The Written Law - The Torah, or Pentateuch also known as the first five books of the bible, written by Moses before 1200 b.c.

The Oral Law - The Talmud - Which was orally passed down according to tradition from Moses time through the Rabbis and eventually was recorded into texts between 200 a.d and 500 a.d.

The Talmud is the primary source of the Rabbis religious law (Halakha) and theology. It remains the central piece of the Jewish culture and bases for their religious ideology. There two version of the Talmud, the Jerusalem Version and Babylonian Version.

Structure of the Talmud

The structure of the Talmud follows the Mishnah, which is the first compiled work of the oral law. From there various interpretations, exegesis and debates emerge over interpretation, meaning and purpose of various subjects and verses in the Mishnah.

Mishnah - compiled 200 c.e. - was the first major work of rabbinic literature, it documents the multiplicity of legal opinions in the oral tradition.
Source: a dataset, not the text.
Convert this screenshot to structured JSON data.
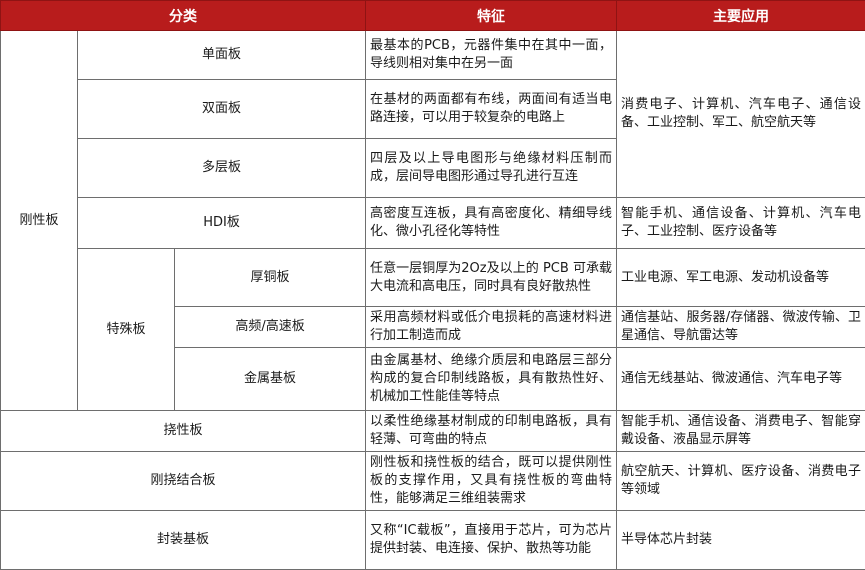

The tannaim where the Rabbinic sages who recorded their views into the Mishnah.

  • The Mishnah is further divided into 6 major subjects:

    • Zeraim - The Seeds

    • Moed - The Festivals

    • Nashim - Women

    • Nezikin - Damages

    • Kodashim - Holies

    • Tohorot - Purities

The Gemara - 500 c.e - The second major part of the Talmud is the Gemara. Rabbis in Palestine discussed the Mishnah and the Tannaim and their debates are recorded in the Gemara. It mostly contains legal analysis and contains statements about the approach to the biblical exegesis.

The Baraita - this included additional tannaitic teachings shortly after the mishnah was complied. The Gemara refers to the tannaitic in comparison to the Mishnah.

References - Tanakh, Talmud and other Jewish texts and literature sources - Ancient Jewish history by category.